For me this book was a highly useful part of the course and advanced my understanding of the nervous system’s relationship with behavior and identity.This book describes the moments in which we make split-second decisions and judgments, for example in forming impressions and evaluations of people.He calls this process “thin slicing,” or the extraction of a pattern that may be used to derive reliable predictors of how that construct will behave later and thus how to react to it accordingly.These signatures or “fists” do not include other irrelevant information that may actually complicate the accuracy of a judgment or the appropriateness of a decision.It provides insight into mechanisms functioning below the level of consciousness that guide much of our behavior.
The key is to rely on our “adaptive unconscious”–a 24/7 mental valet–that provides us with instant and sophisticated information to warn of danger, read a stranger, or react to a new idea.
In my book, Blind Spots, I suggest tactics to help one make better decisions because they help sidestep the pitfalls that our blind spots keep us from seeing.
While some “blink” decisions can be on target when they’re based on our expertise, they don’t always serve us well, for two reasons.
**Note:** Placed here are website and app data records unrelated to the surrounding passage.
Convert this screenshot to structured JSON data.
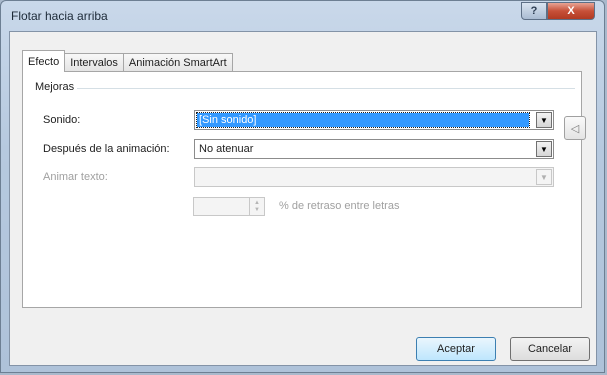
{
  "window": {
    "title": "Flotar hacia arriba",
    "help_glyph": "?",
    "close_glyph": "X"
  },
  "tabs": [
    {
      "label": "Efecto",
      "active": true
    },
    {
      "label": "Intervalos",
      "active": false
    },
    {
      "label": "Animación SmartArt",
      "active": false
    }
  ],
  "group": {
    "label": "Mejoras"
  },
  "fields": {
    "sound": {
      "label": "Sonido:",
      "value": "[Sin sonido]"
    },
    "after_animation": {
      "label": "Después de la animación:",
      "value": "No atenuar"
    },
    "animate_text": {
      "label": "Animar texto:",
      "value": ""
    },
    "delay": {
      "value": "",
      "label": "% de retraso entre letras"
    }
  },
  "icons": {
    "dropdown_arrow": "▼",
    "speaker": "🔈"
  },
  "buttons": {
    "ok": "Aceptar",
    "cancel": "Cancelar"
  }
}
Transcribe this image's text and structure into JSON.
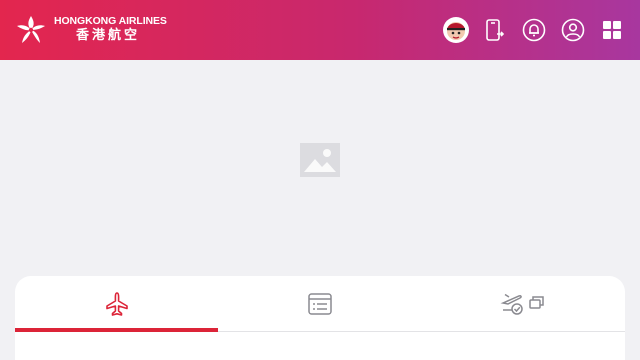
{
  "brand": {
    "name_en": "HONGKONG AIRLINES",
    "name_zh": "香港航空",
    "accent": "#e3264e",
    "gradient_end": "#a8379f"
  },
  "header": {
    "icons": [
      "mascot-avatar",
      "device-transfer-icon",
      "bell-icon",
      "user-icon",
      "grid-menu-icon"
    ]
  },
  "banner": {
    "placeholder_icon": "image-icon"
  },
  "tabs": [
    {
      "icon": "plane-icon",
      "active": true
    },
    {
      "icon": "booking-list-icon",
      "active": false
    },
    {
      "icon": "checkin-icon",
      "active": false
    }
  ]
}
If you have even an inkling of interest in psychology or how the brain works, you will like this book.
From the Amazon review: , campaigns for snap judgments and mind reading with a gift for translating research into splendid storytelling.